Exercise aim: Without any of the pictures, set down the data below exactly.

^^^^^^^^

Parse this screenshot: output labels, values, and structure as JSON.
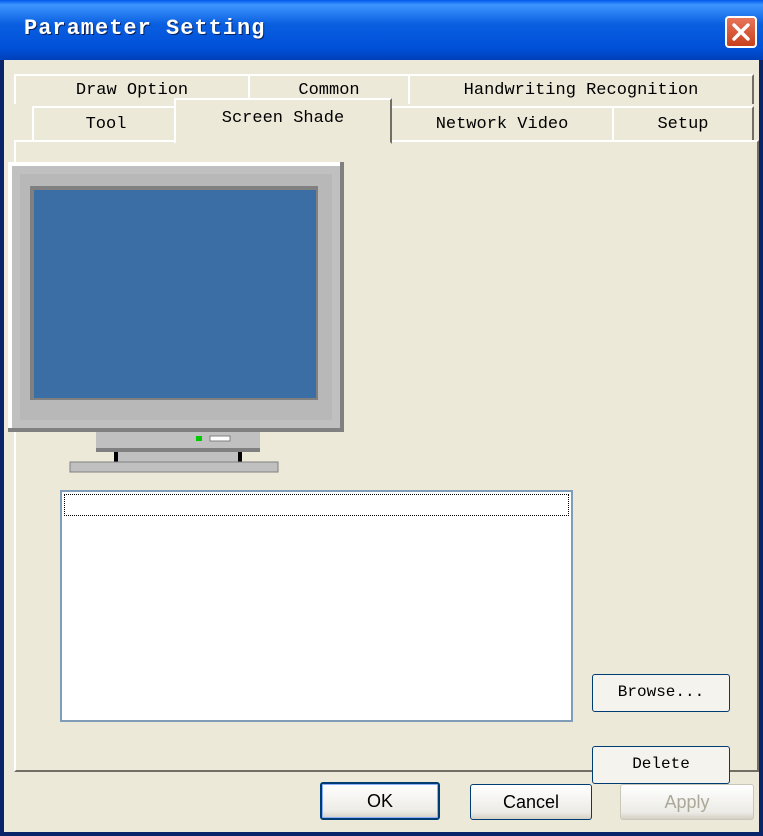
{
  "window": {
    "title": "Parameter Setting",
    "close_icon": "close-icon"
  },
  "tabs": {
    "row_back": [
      {
        "label": "Draw Option"
      },
      {
        "label": "Common"
      },
      {
        "label": "Handwriting Recognition"
      }
    ],
    "row_front": [
      {
        "label": "Tool"
      },
      {
        "label": "Screen Shade",
        "active": true
      },
      {
        "label": "Network Video"
      },
      {
        "label": "Setup"
      }
    ]
  },
  "screen_shade": {
    "monitor_icon": "monitor-icon",
    "list_items": [
      ""
    ],
    "browse_label": "Browse...",
    "delete_label": "Delete"
  },
  "footer": {
    "ok_label": "OK",
    "cancel_label": "Cancel",
    "apply_label": "Apply"
  },
  "colors": {
    "titlebar": "#0054e3",
    "dialog_bg": "#ece9d8",
    "screen": "#3a6ea5"
  }
}
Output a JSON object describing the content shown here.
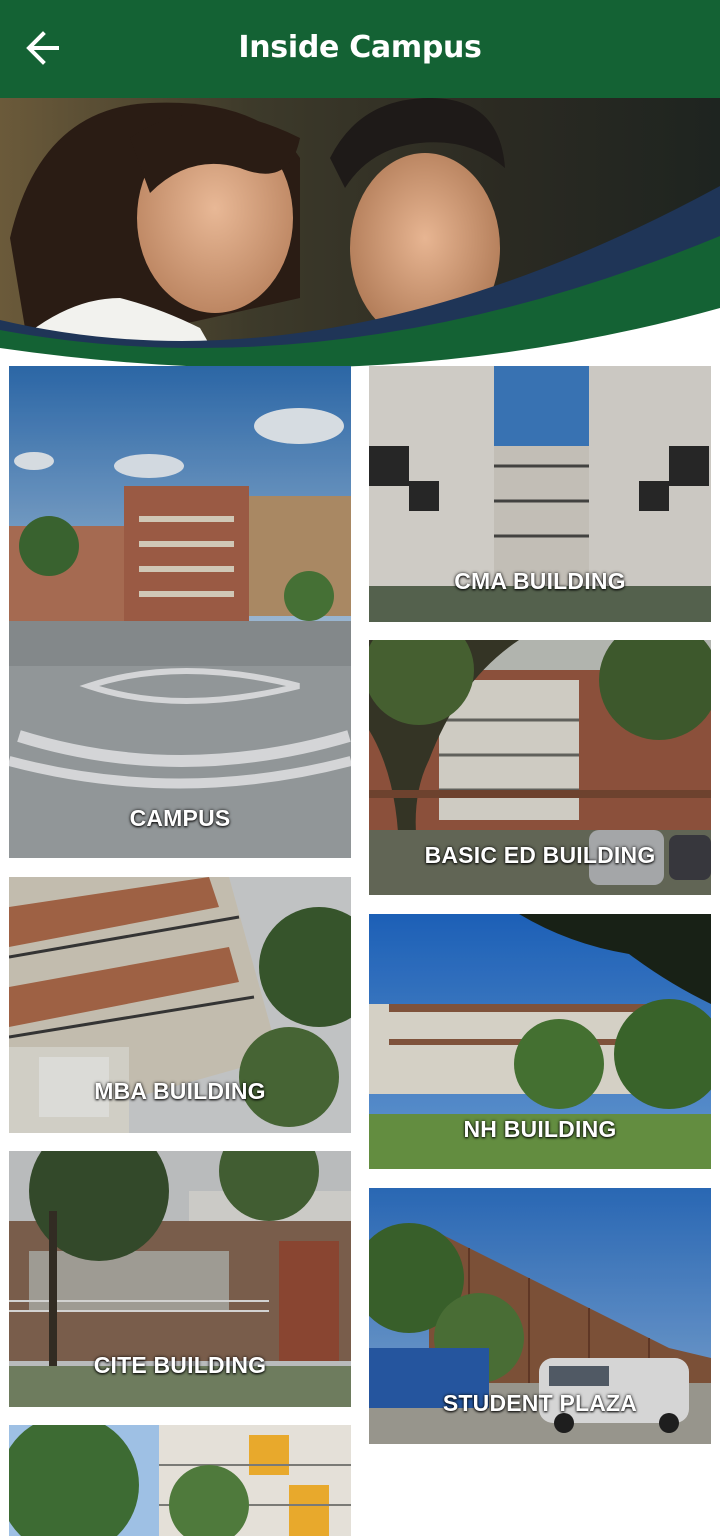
{
  "header": {
    "title": "Inside Campus",
    "back_icon": "arrow-left-icon",
    "background_color": "#146234"
  },
  "hero": {
    "image": "students-smiling-photo",
    "wave_colors": [
      "#1f3557",
      "#146234"
    ]
  },
  "tiles": [
    {
      "label": "CAMPUS"
    },
    {
      "label": "CMA BUILDING"
    },
    {
      "label": "BASIC ED BUILDING"
    },
    {
      "label": "MBA BUILDING"
    },
    {
      "label": "NH BUILDING"
    },
    {
      "label": "CITE BUILDING"
    },
    {
      "label": "STUDENT PLAZA"
    },
    {
      "label": ""
    }
  ]
}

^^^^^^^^

Exercise output:
Parse this screenshot: output labels, values, and structure as JSON.
{
  "window": {
    "title": "Parameter Setting",
    "close_icon": "close-icon"
  },
  "tabs": {
    "row_back": [
      {
        "label": "Draw Option"
      },
      {
        "label": "Common"
      },
      {
        "label": "Handwriting Recognition"
      }
    ],
    "row_front": [
      {
        "label": "Tool"
      },
      {
        "label": "Screen Shade",
        "active": true
      },
      {
        "label": "Network Video"
      },
      {
        "label": "Setup"
      }
    ]
  },
  "screen_shade": {
    "monitor_icon": "monitor-icon",
    "list_items": [
      ""
    ],
    "browse_label": "Browse...",
    "delete_label": "Delete"
  },
  "footer": {
    "ok_label": "OK",
    "cancel_label": "Cancel",
    "apply_label": "Apply"
  },
  "colors": {
    "titlebar": "#0054e3",
    "dialog_bg": "#ece9d8",
    "screen": "#3a6ea5"
  }
}
Output a JSON object describing the content shown here.
{
  "header": {
    "title": "Inside Campus",
    "back_icon": "arrow-left-icon",
    "background_color": "#146234"
  },
  "hero": {
    "image": "students-smiling-photo",
    "wave_colors": [
      "#1f3557",
      "#146234"
    ]
  },
  "tiles": [
    {
      "label": "CAMPUS"
    },
    {
      "label": "CMA BUILDING"
    },
    {
      "label": "BASIC ED BUILDING"
    },
    {
      "label": "MBA BUILDING"
    },
    {
      "label": "NH BUILDING"
    },
    {
      "label": "CITE BUILDING"
    },
    {
      "label": "STUDENT PLAZA"
    },
    {
      "label": ""
    }
  ]
}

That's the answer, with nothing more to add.